Exercise details: Filter the records below and copy every line containing the word "time".

[Dataset records]
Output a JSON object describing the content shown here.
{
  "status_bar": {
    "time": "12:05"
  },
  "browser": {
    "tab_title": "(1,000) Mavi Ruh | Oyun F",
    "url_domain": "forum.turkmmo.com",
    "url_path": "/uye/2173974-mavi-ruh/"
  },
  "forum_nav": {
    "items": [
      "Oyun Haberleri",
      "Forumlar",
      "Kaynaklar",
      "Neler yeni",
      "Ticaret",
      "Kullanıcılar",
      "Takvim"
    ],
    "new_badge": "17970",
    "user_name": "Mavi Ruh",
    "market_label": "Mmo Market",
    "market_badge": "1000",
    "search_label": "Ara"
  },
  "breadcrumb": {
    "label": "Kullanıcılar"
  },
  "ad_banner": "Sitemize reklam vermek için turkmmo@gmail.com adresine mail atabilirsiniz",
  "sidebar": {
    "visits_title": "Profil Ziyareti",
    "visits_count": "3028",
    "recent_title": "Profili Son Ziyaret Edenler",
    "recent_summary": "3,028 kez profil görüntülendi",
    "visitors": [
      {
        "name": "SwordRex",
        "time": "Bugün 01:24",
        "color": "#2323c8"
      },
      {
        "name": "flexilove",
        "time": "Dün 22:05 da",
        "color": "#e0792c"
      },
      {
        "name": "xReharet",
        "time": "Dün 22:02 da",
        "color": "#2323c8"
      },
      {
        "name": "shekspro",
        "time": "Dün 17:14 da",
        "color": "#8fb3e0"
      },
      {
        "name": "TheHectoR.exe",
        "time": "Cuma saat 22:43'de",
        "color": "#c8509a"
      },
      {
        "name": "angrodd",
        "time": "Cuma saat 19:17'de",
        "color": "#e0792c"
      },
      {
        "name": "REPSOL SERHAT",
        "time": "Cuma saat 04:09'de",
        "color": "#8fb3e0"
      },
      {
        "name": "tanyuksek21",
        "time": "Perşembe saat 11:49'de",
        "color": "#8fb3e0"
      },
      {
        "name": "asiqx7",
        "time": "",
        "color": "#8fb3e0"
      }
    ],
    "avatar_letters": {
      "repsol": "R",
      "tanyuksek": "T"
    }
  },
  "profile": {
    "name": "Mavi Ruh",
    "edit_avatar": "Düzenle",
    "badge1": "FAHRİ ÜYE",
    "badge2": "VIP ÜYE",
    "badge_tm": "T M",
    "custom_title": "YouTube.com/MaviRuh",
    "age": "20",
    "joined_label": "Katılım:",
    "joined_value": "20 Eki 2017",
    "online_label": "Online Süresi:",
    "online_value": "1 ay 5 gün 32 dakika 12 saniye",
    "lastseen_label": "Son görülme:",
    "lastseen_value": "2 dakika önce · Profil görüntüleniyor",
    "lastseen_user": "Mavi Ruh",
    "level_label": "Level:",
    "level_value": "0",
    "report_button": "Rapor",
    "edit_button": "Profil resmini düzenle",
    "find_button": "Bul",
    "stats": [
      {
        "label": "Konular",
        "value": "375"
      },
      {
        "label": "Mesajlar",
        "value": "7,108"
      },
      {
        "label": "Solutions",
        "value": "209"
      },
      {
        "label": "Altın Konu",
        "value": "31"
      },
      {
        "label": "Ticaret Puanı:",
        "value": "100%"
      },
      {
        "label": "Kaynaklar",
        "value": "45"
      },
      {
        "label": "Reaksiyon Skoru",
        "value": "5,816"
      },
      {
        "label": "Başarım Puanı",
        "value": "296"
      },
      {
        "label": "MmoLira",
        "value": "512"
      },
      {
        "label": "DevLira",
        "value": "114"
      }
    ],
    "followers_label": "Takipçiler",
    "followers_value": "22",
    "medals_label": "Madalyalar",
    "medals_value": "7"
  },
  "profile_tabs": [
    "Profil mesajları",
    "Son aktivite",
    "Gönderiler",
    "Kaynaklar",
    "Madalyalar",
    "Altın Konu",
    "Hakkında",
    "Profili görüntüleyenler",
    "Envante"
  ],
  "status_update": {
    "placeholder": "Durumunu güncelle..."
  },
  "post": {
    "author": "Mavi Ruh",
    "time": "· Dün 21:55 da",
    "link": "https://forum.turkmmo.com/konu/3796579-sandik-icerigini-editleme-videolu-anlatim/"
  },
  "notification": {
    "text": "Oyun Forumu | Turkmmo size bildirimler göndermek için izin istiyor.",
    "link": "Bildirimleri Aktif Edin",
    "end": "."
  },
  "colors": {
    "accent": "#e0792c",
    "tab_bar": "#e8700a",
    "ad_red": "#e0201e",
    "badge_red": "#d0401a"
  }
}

Final answer:
    "time": "12:05"
        "time": "Bugün 01:24",
        "time": "Dün 22:05 da",
        "time": "Dün 22:02 da",
        "time": "Dün 17:14 da",
        "time": "Cuma saat 22:43'de",
        "time": "Cuma saat 19:17'de",
        "time": "Cuma saat 04:09'de",
        "time": "Perşembe saat 11:49'de",
        "time": "",
    "time": "· Dün 21:55 da",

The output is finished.